An ultra-fast “Hyperloop” train designed by billionaire entrepreneur Elon Musk, CEO of Tesla Motors and Space X, has gained traction in California for further testing. He is proposing a high-speed transportation system that could shuttle people between Los Angeles and San Francisco in only 30 minutes. This Hyperloop would transport passengers in floating pods inside low-pressure tubes at speeds of more than 750 mph by the use of magnets for propulsion and relying on compressed air for lift. Testing is ongoing and there are concerns that the track precision and fragile nature of the tubes are challenging to maintain, especially in an earthquake prone state as California. If these hurdles can be overcome, than the Hyperloop has the potential to be a faster, cheaper and more energy efficient form of travel than planes, trains or buses its proponents say.
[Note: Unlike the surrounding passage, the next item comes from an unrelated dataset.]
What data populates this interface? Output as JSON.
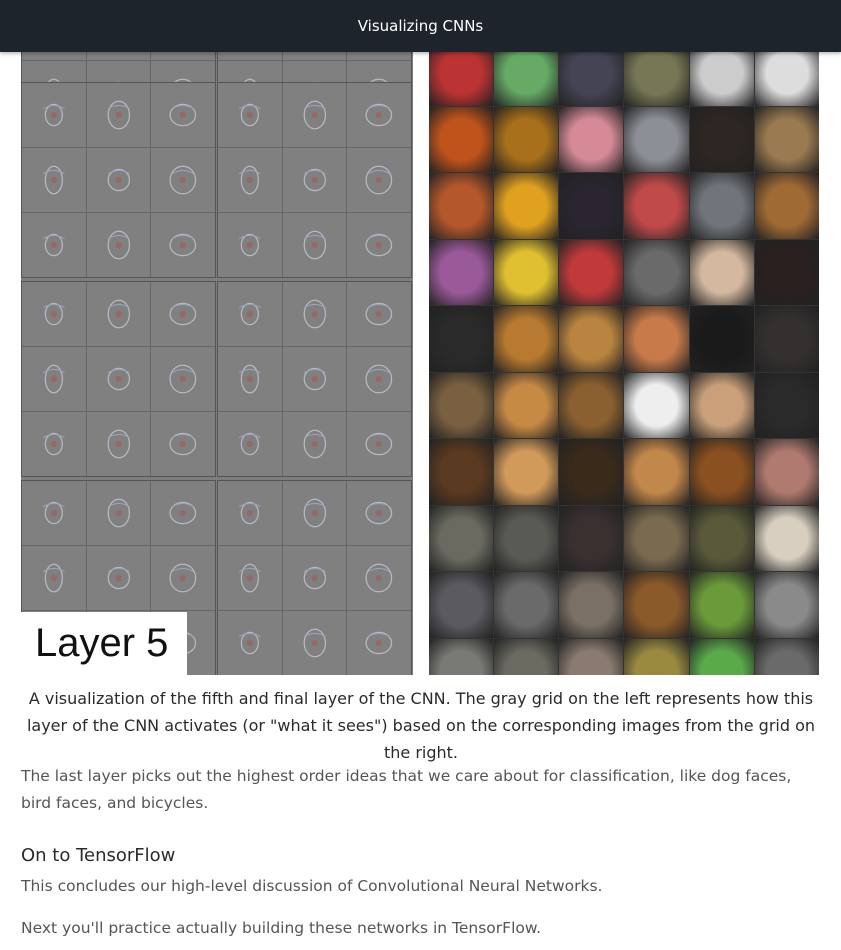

Another high-speed transportation system is being proposed in Texas bridging the cities Dallas with Houston for what they call “Super Commuters.” People that commute long distances between different cities, usually by air. The private company, Texas Central Partners, LLC has being working with local and state jurisdictions as well as local land owners to allow this high speed rail system to be constructed. They are projecting a travel time of less than 90 minutes with shorter departure windows of every 30 minutes during peak periods each day. They are claiming the high-speed train consumes 1/8th less energy per seat and expends 1/12th carbon dioxide than a Boeing B777-200.
However, skeptics are not yet convinced that high-speed rail systems in general are the answer to our transportation woes. The price tag for these systems can be very high and the maintenance even more. Safety will always be a concern especially when traveling at speeds up to 200 mph. Even if high-speed railways are utilized, some believe that this solution is not going to really address the big problems with our congested highways and airways.
Travel congestion is not going away anytime soon and will need to be continuously scrutinized and improved upon. Road and travel routes are aspects that influence architecture and urban planning tremendously. More and more future concepts are being proposed that would greatly reduce the need of the car in congested urban areas. While high-speed railway systems are not necessary the complete solution, they are another innovative tool that can strategically lessen the burden that affects us all.